(EXERCISE DESCRIPTION)
Exclude the pictures and repeat all of the data exactly.

Segment Start: AVAILABLE DATA

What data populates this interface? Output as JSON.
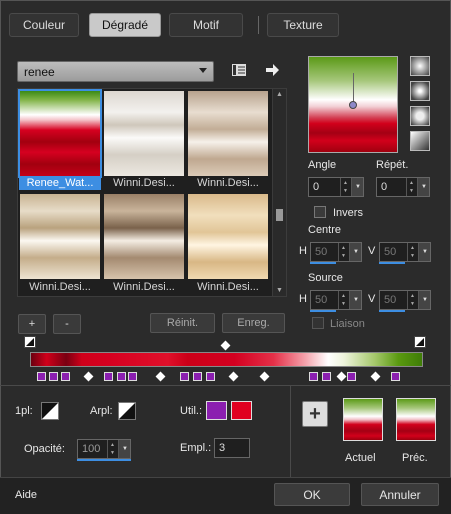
{
  "tabs": [
    {
      "label": "Couleur"
    },
    {
      "label": "Dégradé"
    },
    {
      "label": "Motif"
    },
    {
      "label": "Texture"
    }
  ],
  "gradient_dropdown": {
    "value": "renee"
  },
  "gallery": {
    "items": [
      {
        "label": "Renee_Wat..."
      },
      {
        "label": "Winni.Desi..."
      },
      {
        "label": "Winni.Desi..."
      },
      {
        "label": "Winni.Desi..."
      },
      {
        "label": "Winni.Desi..."
      },
      {
        "label": "Winni.Desi..."
      }
    ]
  },
  "angle": {
    "label": "Angle",
    "value": "0"
  },
  "repeat": {
    "label": "Répét.",
    "value": "0"
  },
  "invert": {
    "label": "Invers"
  },
  "centre": {
    "label": "Centre",
    "h_label": "H",
    "h_value": "50",
    "v_label": "V",
    "v_value": "50"
  },
  "source": {
    "label": "Source",
    "h_label": "H",
    "h_value": "50",
    "v_label": "V",
    "v_value": "50"
  },
  "link": {
    "label": "Liaison"
  },
  "buttons": {
    "add": "+",
    "remove": "-",
    "reset": "Réinit.",
    "save": "Enreg."
  },
  "stop_props": {
    "ipl_label": "1pl:",
    "arpl_label": "Arpl:",
    "util_label": "Util.:",
    "opacity_label": "Opacité:",
    "opacity_value": "100",
    "empl_label": "Empl.:",
    "empl_value": "3"
  },
  "swatches": {
    "current_label": "Actuel",
    "previous_label": "Préc.",
    "plus": "+"
  },
  "footer": {
    "help": "Aide",
    "ok": "OK",
    "cancel": "Annuler"
  },
  "colors": {
    "accent": "#3d8ee2",
    "stop_purple": "#8b1fb0",
    "red": "#d2001b",
    "green": "#5b9a17"
  }
}
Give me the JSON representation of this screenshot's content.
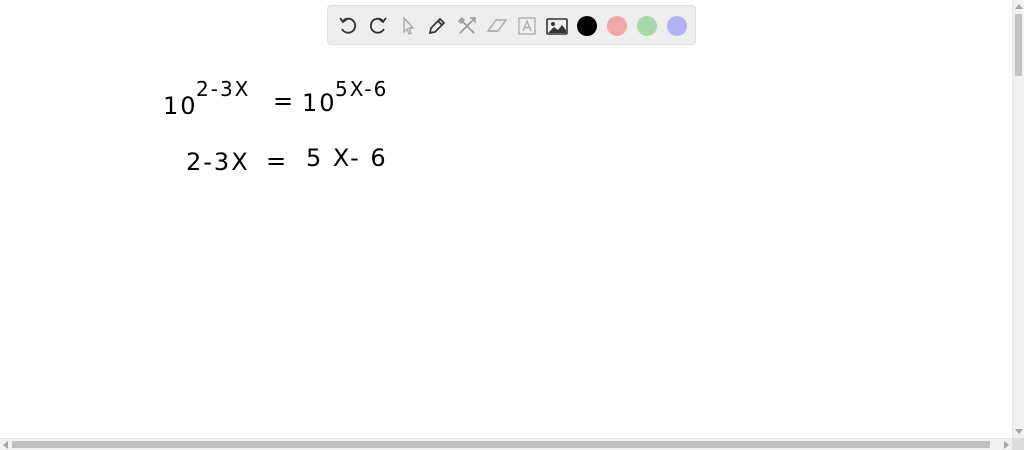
{
  "toolbar": {
    "tools": [
      {
        "name": "undo-icon"
      },
      {
        "name": "redo-icon"
      },
      {
        "name": "select-pointer-icon"
      },
      {
        "name": "pen-icon"
      },
      {
        "name": "tools-icon"
      },
      {
        "name": "eraser-icon"
      },
      {
        "name": "text-box-icon"
      },
      {
        "name": "image-icon"
      }
    ],
    "colors": [
      "#000000",
      "#f0a7a7",
      "#a8d8a8",
      "#b3b3f0"
    ],
    "selected_color": "#000000"
  },
  "canvas": {
    "line1": {
      "left_base": "10",
      "left_exponent": "2-3X",
      "equals": "=",
      "right_base": "10",
      "right_exponent": "5X-6"
    },
    "line2": {
      "left": "2-3X",
      "equals": "=",
      "right": "5 X- 6"
    }
  }
}
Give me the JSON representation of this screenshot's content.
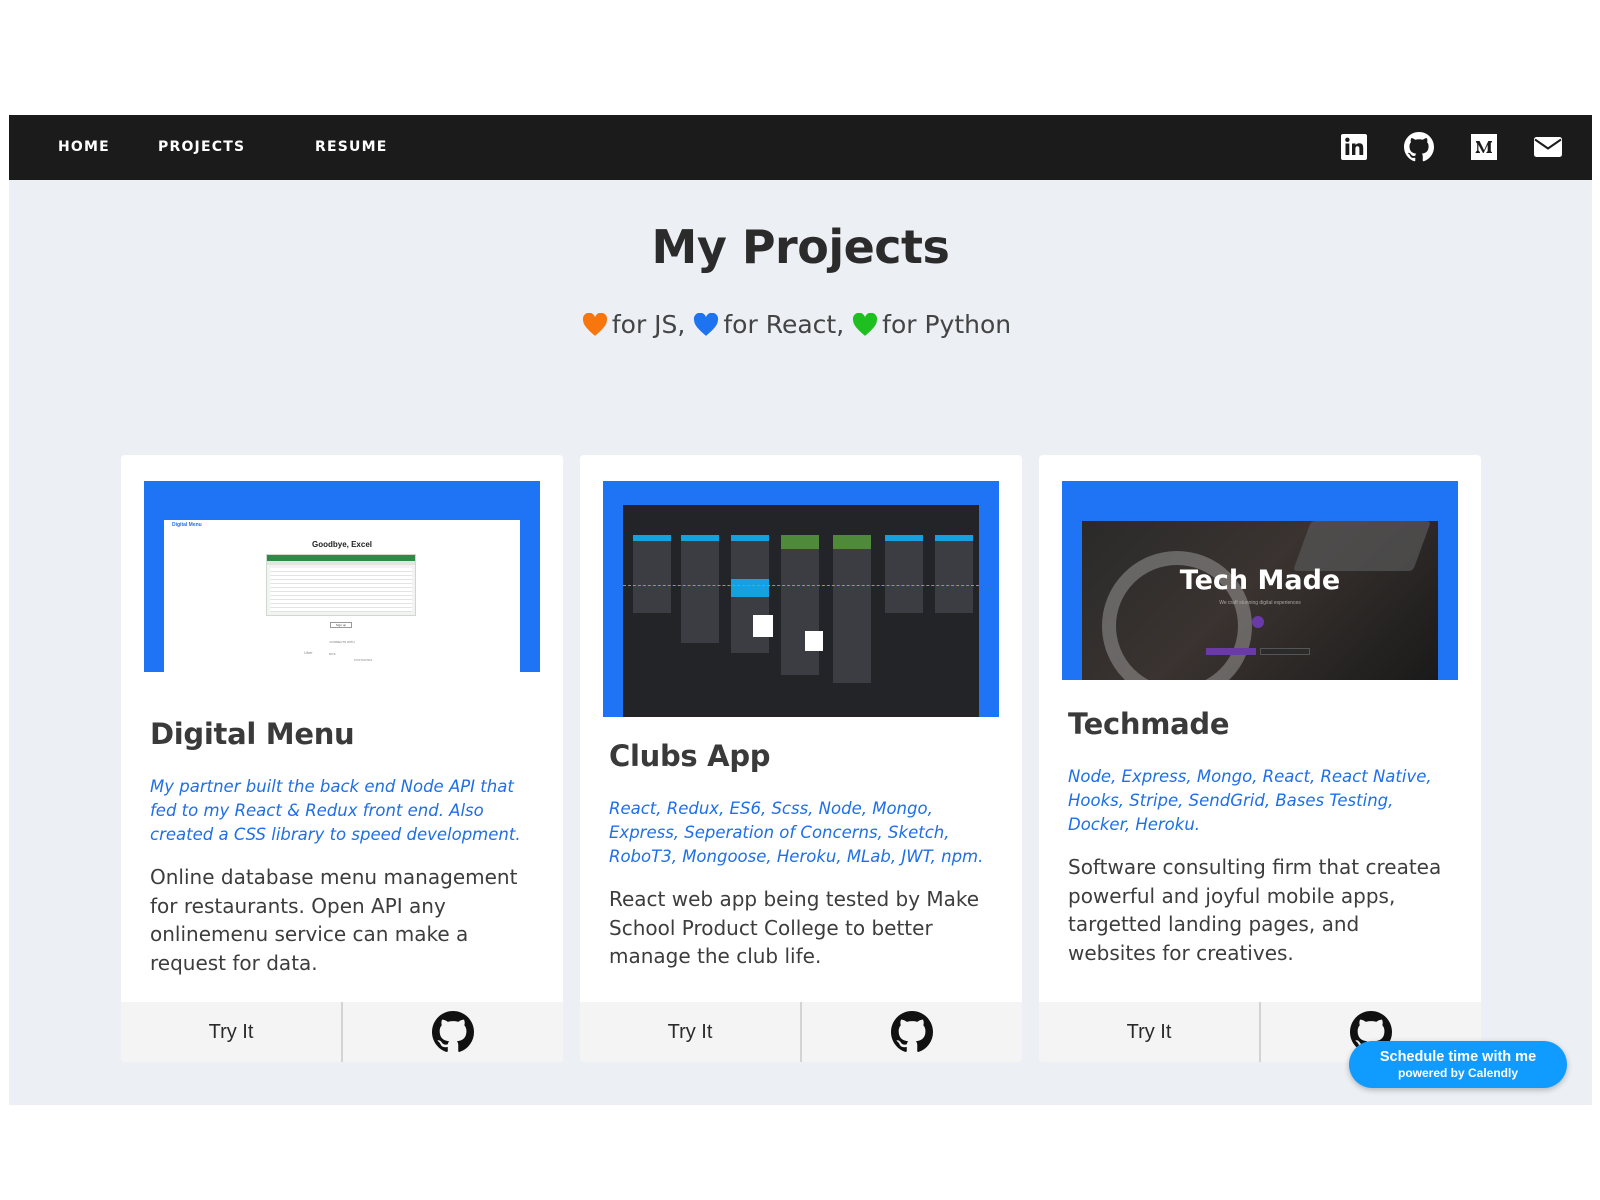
{
  "nav": {
    "links": [
      {
        "label": "HOME"
      },
      {
        "label": "PROJECTS"
      },
      {
        "label": "RESUME"
      }
    ],
    "social": [
      "linkedin-icon",
      "github-icon",
      "medium-icon",
      "mail-icon"
    ]
  },
  "header": {
    "title": "My Projects",
    "legend": [
      {
        "color": "#f7760d",
        "text": "for JS,"
      },
      {
        "color": "#1e73f0",
        "text": "for React,"
      },
      {
        "color": "#1fbf1f",
        "text": "for Python"
      }
    ]
  },
  "projects": [
    {
      "title": "Digital Menu",
      "tech": "My partner built the back end Node API that fed to my React & Redux front end. Also created a CSS library to speed development.",
      "description": "Online database menu management for restaurants. Open API any onlinemenu service can make a request for data.",
      "try_label": "Try It",
      "preview": {
        "brand": "Digital Menu",
        "headline": "Goodbye, Excel",
        "button": "Sign up",
        "footer": "CONNECTS WITH",
        "partners": [
          "Uber",
          "BITE",
          "POSTMATES"
        ]
      }
    },
    {
      "title": "Clubs App",
      "tech": "React, Redux, ES6, Scss, Node, Mongo, Express, Seperation of Concerns, Sketch, RoboT3, Mongoose, Heroku, MLab, JWT, npm.",
      "description": "React web app being tested by Make School Product College to better manage the club life.",
      "try_label": "Try It"
    },
    {
      "title": "Techmade",
      "tech": "Node, Express, Mongo, React, React Native, Hooks, Stripe, SendGrid, Bases Testing, Docker, Heroku.",
      "description": "Software consulting firm that createa powerful and joyful mobile apps, targetted landing pages, and websites for creatives.",
      "try_label": "Try It",
      "preview": {
        "headline": "Tech Made",
        "tagline": "We craft stunning digital experiences"
      }
    }
  ],
  "calendly": {
    "main": "Schedule time with me",
    "sub": "powered by Calendly"
  },
  "colors": {
    "nav_bg": "#1b1b1b",
    "page_bg": "#eceff3",
    "accent_blue": "#1e74f5",
    "tech_text": "#1e6fe8",
    "calendly": "#0f9bff"
  }
}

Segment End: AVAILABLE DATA

(RESULT FOR THIS TASK)
What data populates this interface? Output as JSON.
{
  "tabs": [
    {
      "label": "Couleur"
    },
    {
      "label": "Dégradé"
    },
    {
      "label": "Motif"
    },
    {
      "label": "Texture"
    }
  ],
  "gradient_dropdown": {
    "value": "renee"
  },
  "gallery": {
    "items": [
      {
        "label": "Renee_Wat..."
      },
      {
        "label": "Winni.Desi..."
      },
      {
        "label": "Winni.Desi..."
      },
      {
        "label": "Winni.Desi..."
      },
      {
        "label": "Winni.Desi..."
      },
      {
        "label": "Winni.Desi..."
      }
    ]
  },
  "angle": {
    "label": "Angle",
    "value": "0"
  },
  "repeat": {
    "label": "Répét.",
    "value": "0"
  },
  "invert": {
    "label": "Invers"
  },
  "centre": {
    "label": "Centre",
    "h_label": "H",
    "h_value": "50",
    "v_label": "V",
    "v_value": "50"
  },
  "source": {
    "label": "Source",
    "h_label": "H",
    "h_value": "50",
    "v_label": "V",
    "v_value": "50"
  },
  "link": {
    "label": "Liaison"
  },
  "buttons": {
    "add": "+",
    "remove": "-",
    "reset": "Réinit.",
    "save": "Enreg."
  },
  "stop_props": {
    "ipl_label": "1pl:",
    "arpl_label": "Arpl:",
    "util_label": "Util.:",
    "opacity_label": "Opacité:",
    "opacity_value": "100",
    "empl_label": "Empl.:",
    "empl_value": "3"
  },
  "swatches": {
    "current_label": "Actuel",
    "previous_label": "Préc.",
    "plus": "+"
  },
  "footer": {
    "help": "Aide",
    "ok": "OK",
    "cancel": "Annuler"
  },
  "colors": {
    "accent": "#3d8ee2",
    "stop_purple": "#8b1fb0",
    "red": "#d2001b",
    "green": "#5b9a17"
  }
}
Give me the JSON representation of this screenshot's content.
{
  "toolbar": {
    "tools": [
      {
        "name": "undo-icon"
      },
      {
        "name": "redo-icon"
      },
      {
        "name": "select-pointer-icon"
      },
      {
        "name": "pen-icon"
      },
      {
        "name": "tools-icon"
      },
      {
        "name": "eraser-icon"
      },
      {
        "name": "text-box-icon"
      },
      {
        "name": "image-icon"
      }
    ],
    "colors": [
      "#000000",
      "#f0a7a7",
      "#a8d8a8",
      "#b3b3f0"
    ],
    "selected_color": "#000000"
  },
  "canvas": {
    "line1": {
      "left_base": "10",
      "left_exponent": "2-3X",
      "equals": "=",
      "right_base": "10",
      "right_exponent": "5X-6"
    },
    "line2": {
      "left": "2-3X",
      "equals": "=",
      "right": "5 X- 6"
    }
  }
}
Give me the JSON representation of this screenshot's content.
{
  "nav": {
    "links": [
      {
        "label": "HOME"
      },
      {
        "label": "PROJECTS"
      },
      {
        "label": "RESUME"
      }
    ],
    "social": [
      "linkedin-icon",
      "github-icon",
      "medium-icon",
      "mail-icon"
    ]
  },
  "header": {
    "title": "My Projects",
    "legend": [
      {
        "color": "#f7760d",
        "text": "for JS,"
      },
      {
        "color": "#1e73f0",
        "text": "for React,"
      },
      {
        "color": "#1fbf1f",
        "text": "for Python"
      }
    ]
  },
  "projects": [
    {
      "title": "Digital Menu",
      "tech": "My partner built the back end Node API that fed to my React & Redux front end. Also created a CSS library to speed development.",
      "description": "Online database menu management for restaurants. Open API any onlinemenu service can make a request for data.",
      "try_label": "Try It",
      "preview": {
        "brand": "Digital Menu",
        "headline": "Goodbye, Excel",
        "button": "Sign up",
        "footer": "CONNECTS WITH",
        "partners": [
          "Uber",
          "BITE",
          "POSTMATES"
        ]
      }
    },
    {
      "title": "Clubs App",
      "tech": "React, Redux, ES6, Scss, Node, Mongo, Express, Seperation of Concerns, Sketch, RoboT3, Mongoose, Heroku, MLab, JWT, npm.",
      "description": "React web app being tested by Make School Product College to better manage the club life.",
      "try_label": "Try It"
    },
    {
      "title": "Techmade",
      "tech": "Node, Express, Mongo, React, React Native, Hooks, Stripe, SendGrid, Bases Testing, Docker, Heroku.",
      "description": "Software consulting firm that createa powerful and joyful mobile apps, targetted landing pages, and websites for creatives.",
      "try_label": "Try It",
      "preview": {
        "headline": "Tech Made",
        "tagline": "We craft stunning digital experiences"
      }
    }
  ],
  "calendly": {
    "main": "Schedule time with me",
    "sub": "powered by Calendly"
  },
  "colors": {
    "nav_bg": "#1b1b1b",
    "page_bg": "#eceff3",
    "accent_blue": "#1e74f5",
    "tech_text": "#1e6fe8",
    "calendly": "#0f9bff"
  }
}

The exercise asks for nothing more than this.